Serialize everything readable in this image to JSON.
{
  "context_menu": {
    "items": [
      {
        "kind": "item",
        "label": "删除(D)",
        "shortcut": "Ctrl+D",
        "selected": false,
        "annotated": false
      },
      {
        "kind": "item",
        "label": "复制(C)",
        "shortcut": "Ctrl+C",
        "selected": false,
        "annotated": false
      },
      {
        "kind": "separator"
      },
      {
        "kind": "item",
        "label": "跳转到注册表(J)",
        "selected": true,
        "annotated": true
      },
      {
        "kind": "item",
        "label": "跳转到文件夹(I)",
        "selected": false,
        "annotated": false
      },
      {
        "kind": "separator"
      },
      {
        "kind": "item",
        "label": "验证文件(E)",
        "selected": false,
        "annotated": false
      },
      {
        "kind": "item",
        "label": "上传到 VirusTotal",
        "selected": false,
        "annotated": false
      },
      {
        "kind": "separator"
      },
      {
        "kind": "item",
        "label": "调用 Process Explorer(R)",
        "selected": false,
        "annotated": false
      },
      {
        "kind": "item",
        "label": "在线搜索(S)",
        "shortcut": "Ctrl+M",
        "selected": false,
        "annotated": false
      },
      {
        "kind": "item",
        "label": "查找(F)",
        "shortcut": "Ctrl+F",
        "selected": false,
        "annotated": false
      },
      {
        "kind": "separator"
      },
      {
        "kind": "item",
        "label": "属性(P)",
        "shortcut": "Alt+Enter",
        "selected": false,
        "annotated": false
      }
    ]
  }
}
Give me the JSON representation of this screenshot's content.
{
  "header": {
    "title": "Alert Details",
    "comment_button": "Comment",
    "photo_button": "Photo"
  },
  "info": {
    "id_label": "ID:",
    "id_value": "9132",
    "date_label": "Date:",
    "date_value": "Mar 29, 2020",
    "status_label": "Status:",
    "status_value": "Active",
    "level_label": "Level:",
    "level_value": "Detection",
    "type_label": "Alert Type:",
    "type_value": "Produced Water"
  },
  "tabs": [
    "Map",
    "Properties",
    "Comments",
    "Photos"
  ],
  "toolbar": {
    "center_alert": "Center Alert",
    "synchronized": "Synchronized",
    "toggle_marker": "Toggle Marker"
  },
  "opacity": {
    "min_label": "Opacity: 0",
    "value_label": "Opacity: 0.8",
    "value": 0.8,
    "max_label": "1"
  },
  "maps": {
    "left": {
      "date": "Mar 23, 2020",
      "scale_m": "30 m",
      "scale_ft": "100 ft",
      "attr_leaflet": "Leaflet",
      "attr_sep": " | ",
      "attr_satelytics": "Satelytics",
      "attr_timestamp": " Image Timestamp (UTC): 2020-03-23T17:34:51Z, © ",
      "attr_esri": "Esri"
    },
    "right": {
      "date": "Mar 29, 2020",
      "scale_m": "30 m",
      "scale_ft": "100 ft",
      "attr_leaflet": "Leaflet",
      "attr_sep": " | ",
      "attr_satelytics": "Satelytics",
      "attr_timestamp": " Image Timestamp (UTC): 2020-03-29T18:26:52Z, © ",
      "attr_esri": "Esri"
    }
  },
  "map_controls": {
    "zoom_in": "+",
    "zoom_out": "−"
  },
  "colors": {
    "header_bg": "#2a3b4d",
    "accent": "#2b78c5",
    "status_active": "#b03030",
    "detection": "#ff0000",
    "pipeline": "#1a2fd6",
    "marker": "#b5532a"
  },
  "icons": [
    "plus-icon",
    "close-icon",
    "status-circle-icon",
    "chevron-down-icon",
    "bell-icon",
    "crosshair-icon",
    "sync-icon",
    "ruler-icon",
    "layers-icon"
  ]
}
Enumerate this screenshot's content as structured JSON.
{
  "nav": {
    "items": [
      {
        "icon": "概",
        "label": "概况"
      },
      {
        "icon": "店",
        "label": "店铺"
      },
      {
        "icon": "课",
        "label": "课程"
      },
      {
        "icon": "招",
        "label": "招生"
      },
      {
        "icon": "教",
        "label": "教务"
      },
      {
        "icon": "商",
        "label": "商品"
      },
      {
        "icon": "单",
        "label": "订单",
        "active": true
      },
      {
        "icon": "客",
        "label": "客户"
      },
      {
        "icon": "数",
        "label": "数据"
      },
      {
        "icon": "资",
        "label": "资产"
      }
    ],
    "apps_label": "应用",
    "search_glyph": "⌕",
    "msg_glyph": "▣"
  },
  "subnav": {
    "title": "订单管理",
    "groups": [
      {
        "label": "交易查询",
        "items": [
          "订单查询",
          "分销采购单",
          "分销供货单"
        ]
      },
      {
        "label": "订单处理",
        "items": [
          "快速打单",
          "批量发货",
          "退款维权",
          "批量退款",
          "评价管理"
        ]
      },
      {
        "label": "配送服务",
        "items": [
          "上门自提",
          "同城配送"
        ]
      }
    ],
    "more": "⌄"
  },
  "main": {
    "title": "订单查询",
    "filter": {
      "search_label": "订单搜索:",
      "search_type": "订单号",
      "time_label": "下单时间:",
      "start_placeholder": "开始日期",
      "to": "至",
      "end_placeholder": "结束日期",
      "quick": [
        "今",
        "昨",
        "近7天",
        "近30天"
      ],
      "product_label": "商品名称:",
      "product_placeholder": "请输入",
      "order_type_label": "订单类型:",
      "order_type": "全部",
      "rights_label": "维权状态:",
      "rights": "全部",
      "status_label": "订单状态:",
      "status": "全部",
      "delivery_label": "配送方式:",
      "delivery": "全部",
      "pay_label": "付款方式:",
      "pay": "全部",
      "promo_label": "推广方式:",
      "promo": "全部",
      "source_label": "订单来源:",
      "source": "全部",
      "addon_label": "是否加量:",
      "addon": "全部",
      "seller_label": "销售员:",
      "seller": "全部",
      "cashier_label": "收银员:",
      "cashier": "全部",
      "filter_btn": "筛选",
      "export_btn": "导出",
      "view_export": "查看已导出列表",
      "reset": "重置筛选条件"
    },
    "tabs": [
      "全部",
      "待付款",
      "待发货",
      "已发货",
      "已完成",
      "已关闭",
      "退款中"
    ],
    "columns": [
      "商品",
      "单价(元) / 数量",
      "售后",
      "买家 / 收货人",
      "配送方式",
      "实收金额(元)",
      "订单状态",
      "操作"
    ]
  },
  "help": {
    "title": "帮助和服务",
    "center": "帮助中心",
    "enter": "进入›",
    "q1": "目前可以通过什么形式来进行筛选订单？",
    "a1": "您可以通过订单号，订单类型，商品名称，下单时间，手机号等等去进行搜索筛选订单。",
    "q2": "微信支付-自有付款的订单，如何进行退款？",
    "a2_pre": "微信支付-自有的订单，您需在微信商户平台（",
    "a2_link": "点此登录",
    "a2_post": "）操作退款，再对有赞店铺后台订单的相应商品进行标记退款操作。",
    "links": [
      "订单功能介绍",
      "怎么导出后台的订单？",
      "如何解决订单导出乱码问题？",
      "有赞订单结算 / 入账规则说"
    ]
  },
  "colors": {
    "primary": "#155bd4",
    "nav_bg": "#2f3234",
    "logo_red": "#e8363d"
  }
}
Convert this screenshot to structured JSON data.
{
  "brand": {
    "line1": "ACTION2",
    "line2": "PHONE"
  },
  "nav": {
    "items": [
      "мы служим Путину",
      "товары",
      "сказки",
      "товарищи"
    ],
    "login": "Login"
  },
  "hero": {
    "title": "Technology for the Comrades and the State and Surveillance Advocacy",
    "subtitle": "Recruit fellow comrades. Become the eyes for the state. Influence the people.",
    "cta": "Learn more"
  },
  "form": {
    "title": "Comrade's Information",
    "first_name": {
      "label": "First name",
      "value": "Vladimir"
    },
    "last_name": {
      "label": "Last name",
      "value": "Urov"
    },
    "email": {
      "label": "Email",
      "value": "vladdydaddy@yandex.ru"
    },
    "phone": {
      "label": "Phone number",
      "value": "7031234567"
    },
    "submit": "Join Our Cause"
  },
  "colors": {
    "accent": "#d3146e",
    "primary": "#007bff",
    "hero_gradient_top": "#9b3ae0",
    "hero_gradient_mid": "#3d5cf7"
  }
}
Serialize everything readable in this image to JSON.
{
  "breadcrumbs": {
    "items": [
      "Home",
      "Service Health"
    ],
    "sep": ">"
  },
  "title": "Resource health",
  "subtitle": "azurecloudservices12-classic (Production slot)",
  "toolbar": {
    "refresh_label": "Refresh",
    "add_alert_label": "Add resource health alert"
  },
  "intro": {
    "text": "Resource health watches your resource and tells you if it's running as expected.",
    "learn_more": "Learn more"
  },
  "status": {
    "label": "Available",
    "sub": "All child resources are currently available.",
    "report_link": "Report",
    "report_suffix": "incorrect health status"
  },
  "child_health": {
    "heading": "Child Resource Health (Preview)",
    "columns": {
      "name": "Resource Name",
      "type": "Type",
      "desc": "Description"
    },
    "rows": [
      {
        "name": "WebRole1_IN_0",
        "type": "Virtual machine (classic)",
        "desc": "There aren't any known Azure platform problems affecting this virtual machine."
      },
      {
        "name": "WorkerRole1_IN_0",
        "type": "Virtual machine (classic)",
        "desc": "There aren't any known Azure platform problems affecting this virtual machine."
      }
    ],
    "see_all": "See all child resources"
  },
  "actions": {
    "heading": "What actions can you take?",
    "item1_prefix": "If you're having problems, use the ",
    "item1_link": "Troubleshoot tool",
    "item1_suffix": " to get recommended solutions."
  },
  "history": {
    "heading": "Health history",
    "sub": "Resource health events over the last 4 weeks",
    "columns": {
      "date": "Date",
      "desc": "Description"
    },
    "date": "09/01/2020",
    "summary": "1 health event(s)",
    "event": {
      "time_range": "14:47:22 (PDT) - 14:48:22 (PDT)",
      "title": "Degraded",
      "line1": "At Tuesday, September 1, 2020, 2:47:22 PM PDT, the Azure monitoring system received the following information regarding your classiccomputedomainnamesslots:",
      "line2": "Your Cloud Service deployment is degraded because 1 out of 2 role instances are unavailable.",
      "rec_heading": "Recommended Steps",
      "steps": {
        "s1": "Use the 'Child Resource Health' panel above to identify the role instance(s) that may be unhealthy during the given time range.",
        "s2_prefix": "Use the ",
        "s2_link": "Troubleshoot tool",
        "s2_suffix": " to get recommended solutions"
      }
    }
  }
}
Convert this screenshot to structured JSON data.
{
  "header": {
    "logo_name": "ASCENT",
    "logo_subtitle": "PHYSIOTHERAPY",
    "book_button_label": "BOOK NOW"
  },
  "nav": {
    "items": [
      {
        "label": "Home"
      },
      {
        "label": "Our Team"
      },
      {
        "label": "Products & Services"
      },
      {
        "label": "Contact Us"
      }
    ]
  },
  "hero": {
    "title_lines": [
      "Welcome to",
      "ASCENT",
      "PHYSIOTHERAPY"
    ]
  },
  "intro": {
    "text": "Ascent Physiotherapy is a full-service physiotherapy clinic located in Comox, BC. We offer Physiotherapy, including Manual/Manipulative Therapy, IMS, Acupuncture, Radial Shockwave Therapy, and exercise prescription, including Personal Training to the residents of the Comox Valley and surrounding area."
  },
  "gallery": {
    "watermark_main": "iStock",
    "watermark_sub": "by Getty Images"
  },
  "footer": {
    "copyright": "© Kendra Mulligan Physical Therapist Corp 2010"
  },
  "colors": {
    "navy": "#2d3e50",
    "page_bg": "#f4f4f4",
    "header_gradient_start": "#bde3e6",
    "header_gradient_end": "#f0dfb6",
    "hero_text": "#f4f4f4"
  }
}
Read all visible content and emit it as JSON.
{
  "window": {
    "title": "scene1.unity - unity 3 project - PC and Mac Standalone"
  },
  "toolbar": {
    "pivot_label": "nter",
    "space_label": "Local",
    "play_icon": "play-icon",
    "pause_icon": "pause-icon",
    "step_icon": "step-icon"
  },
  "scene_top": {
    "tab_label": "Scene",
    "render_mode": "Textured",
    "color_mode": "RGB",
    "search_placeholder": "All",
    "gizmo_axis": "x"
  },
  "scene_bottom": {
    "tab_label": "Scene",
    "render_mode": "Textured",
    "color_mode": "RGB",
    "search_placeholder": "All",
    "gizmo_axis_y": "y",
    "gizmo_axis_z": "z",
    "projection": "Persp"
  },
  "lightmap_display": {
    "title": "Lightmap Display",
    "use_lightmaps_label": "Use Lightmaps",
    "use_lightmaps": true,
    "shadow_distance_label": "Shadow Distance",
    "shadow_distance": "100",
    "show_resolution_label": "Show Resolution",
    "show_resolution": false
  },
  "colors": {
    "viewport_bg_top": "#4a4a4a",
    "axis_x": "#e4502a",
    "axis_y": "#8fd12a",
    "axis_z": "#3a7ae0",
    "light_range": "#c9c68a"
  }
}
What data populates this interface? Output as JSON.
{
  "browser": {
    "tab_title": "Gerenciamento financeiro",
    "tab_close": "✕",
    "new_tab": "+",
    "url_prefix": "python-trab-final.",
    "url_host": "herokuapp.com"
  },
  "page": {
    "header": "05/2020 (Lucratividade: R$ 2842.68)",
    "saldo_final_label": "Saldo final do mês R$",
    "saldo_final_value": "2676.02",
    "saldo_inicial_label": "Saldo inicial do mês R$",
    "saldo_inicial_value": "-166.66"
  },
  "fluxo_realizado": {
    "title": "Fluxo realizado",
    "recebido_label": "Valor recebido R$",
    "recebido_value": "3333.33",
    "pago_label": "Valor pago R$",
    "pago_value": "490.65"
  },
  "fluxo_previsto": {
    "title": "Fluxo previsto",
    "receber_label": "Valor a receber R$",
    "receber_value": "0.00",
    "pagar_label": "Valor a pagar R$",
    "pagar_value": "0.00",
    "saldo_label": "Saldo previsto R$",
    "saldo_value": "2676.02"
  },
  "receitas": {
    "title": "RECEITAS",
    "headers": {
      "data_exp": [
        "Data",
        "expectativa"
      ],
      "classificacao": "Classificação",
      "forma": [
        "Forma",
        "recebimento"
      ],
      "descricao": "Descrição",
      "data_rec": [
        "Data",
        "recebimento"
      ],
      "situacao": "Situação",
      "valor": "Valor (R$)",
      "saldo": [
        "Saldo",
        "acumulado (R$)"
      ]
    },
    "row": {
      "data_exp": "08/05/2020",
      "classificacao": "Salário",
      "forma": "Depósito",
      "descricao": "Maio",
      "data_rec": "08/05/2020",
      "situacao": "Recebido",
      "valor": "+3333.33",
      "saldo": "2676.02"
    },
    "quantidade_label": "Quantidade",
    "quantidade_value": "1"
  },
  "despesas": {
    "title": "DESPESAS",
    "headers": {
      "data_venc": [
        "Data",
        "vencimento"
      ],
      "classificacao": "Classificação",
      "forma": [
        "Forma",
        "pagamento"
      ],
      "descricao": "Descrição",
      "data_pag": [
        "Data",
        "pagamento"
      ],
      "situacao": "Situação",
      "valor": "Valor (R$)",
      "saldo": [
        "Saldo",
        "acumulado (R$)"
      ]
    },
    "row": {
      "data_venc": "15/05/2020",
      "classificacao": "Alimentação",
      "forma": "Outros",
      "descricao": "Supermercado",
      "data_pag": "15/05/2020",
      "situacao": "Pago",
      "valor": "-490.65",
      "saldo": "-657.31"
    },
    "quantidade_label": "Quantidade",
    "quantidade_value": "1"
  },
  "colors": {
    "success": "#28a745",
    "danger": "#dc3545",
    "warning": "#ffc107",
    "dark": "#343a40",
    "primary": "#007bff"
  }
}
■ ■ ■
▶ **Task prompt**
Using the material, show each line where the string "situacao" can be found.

▶ **Answer box**
      "situacao": "Situação",
      "situacao": "Recebido",
      "situacao": "Situação",
      "situacao": "Pago",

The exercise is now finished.